Heritage Gateways

Official Sesquicentennial K-12 Education Project
sponsored by the Utah State Board of Education, the BYU-Public School Partnership and the Utah Education Network

Margaret Clark Journals

June 23, 1997

Location: Sweetwater Station, Wyoming

Summary: Move out of Jeffrey City and into Sweetwater Station

Journal entry: Today I felt the need to not walk with the train and stay behind. Earl, a fellow who has been with us for several weeks, did not have a reservation to walk with the group today. Last night he tried to find anyone who would not be walking today, so he could take their place.

Earl came to us with a need to be here, yet with no understanding of why. He lives in Denver, knew there was a wagon train up here somewhere, felt like he should come, and thumbed his way up. He has been here ever since. He walks when he can find a vacancy and helps around camp when he can't. He is a cook and baker by profession and has been helping with the meals. I really had wanted to walk today, but when I woke up I knew I would not. I found Earl cooking hash browns and told him he could take my place. We arranged it with the check-in folks and at 7 AM the wagon train took off-- out of Jeffrey City, the mosquito town of the West. I stayed behind.

It is always strange to see the wagon train pull out and not be with them. I really wasn't sure why I didn't go, but I just follow my feelings and accept the consequences. When I went into the high school to use the latrine, I realized that our large group this weekend had left quite a mess.

Art (my honey) and I got what cleaning supplies we had and started in on the shower rooms. First we cleaned the mens showers and then the ladies. They are pretty good size shower rooms and it took us the better part of two hours. Fortunately, the fellow who has the keys to the building came by and gave us more brooms and rags and cleaning supplies. Ours were just not adequate. Next we tackled the gymnasium and basketball court. A good sister took a broom and swept all up along the bleachers while we got the floors.

The next area were the bathrooms in the front area of the school. They really needed a good cleaning. It did not take very long to do those, and we had a few other good folks helping. The floors were mopped in the front area where all the tables were up. So, I hope we left the school in good enough shape.

We cannot express our deep appreciation to the good folks of Jeffrey City for their hospitality. The school was surely a welcome place to all of us. It was a refuge from the clouds of mosquitoes that surely would have pestered us if we had had to be outside for meals and church. And Rick, we truly thank you for serving us the meals you did. You have a kindly heart "neath that tough exterior of yours. And your cafe serves a great hamburger and shake. If ever we come back this way, we'll be sure to stop. I was sorry I didn't get down to that other cafe for their ice cream. I heard it was really good.

As Art and I drove out of camp, he in the van and me in the RV, I marveled at the goodness of these people. They really are struggling with the economy of their town. I watched a booming uranium town wither and die in Southern Utah, just about the same time Jeffrey City experienced their decline. These folks are really trying to keep things going. I really admire their efforts. Their efforts are just to buy a fogger to spray for the mosquitoes so their children can play outside in the summer. I hope you accomplish your goals to purchase this machine. God bless.
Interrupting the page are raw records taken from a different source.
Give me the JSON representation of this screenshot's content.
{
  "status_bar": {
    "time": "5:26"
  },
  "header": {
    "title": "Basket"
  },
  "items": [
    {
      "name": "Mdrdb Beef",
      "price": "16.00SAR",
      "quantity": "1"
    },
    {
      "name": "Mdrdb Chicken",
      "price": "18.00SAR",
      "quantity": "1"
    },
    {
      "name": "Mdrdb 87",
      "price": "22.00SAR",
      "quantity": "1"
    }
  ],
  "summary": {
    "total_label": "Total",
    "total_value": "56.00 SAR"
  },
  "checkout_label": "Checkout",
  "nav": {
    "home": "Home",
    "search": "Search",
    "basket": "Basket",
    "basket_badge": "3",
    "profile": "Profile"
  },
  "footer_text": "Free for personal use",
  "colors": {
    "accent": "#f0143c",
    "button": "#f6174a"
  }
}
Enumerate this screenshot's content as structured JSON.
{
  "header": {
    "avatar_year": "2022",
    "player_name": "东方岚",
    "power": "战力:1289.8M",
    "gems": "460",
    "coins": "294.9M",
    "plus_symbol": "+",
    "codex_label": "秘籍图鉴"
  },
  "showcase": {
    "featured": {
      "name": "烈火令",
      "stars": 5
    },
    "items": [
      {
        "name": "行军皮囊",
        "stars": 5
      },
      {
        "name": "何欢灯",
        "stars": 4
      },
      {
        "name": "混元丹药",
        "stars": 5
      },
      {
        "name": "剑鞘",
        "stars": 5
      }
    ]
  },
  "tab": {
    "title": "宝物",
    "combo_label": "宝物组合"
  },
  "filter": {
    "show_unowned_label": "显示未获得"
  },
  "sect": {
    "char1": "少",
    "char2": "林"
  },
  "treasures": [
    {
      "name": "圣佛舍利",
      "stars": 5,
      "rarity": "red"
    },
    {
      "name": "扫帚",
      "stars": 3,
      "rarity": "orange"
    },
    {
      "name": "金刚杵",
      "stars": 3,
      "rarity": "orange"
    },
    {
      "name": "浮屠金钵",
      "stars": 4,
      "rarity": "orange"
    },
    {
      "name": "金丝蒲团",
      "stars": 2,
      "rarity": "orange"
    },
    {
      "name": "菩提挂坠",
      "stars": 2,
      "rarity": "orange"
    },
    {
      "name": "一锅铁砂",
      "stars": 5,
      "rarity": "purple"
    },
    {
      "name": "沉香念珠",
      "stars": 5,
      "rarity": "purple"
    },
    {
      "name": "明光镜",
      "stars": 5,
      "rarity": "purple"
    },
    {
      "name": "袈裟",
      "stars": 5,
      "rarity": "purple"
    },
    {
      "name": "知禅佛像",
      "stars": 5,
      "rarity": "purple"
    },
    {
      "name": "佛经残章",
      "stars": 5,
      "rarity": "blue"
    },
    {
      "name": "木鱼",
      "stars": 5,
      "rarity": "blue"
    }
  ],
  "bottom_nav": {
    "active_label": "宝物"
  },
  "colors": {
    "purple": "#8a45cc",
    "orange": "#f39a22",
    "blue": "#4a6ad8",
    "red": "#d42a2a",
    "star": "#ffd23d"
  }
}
We drove down the highway. About 5 miles out, I glanced out to the left of the highway, and there was the wagon train. It looked miniature. It was so small-looking and I wondered how such a small group of people----this tiny little train could have such power in what they were doing. The wide Wyoming expansiveness totally engulfed this tiny little train. I wondered how it could be so overwhelming to my life. What is the draw? What is the incredible staying power? I do not know. But it is there.

Down the road another mile were the handcarts and walkers. They are maybe 60 people strong today. It was like watching a tiny little parade in miniature. It is just amazing to me. In the front of the group was the usual American flag furling in the breeze. It is quite a sight. Dear Lexington, NE, scouts: Your flag is flying high, and on its way to Utah. Thanks, again.

Our camp tonight is in a field of sagebrush at the Sweetwater Station on the Sweetwater River. There is a cute little gas station and shop, an RV Park and a state rest area. And there are tons of mosquitoes. Our kids went for a swim in the river after such a dusty, windy day. There were a few other kids who went in, too. It really is a pretty place with the river flowing through. This is truly an oasis in the high mountain desert after going through miles and miles of sagebrush and dirt. I am amazed there just aren't any trees out in the sagebrush. So, you can imagine what a respite it is to see some trees and willows and a river.

Tomorrow we start several days over the land. I understand it is quite a desolate area with little water and cars may have a tough time getting in and out on those roads. It we have any rain at all, we are doomed til the roads dry out. We did have a few sprinkles today, so we are hoping for the best of weather. HappyNetTrekking!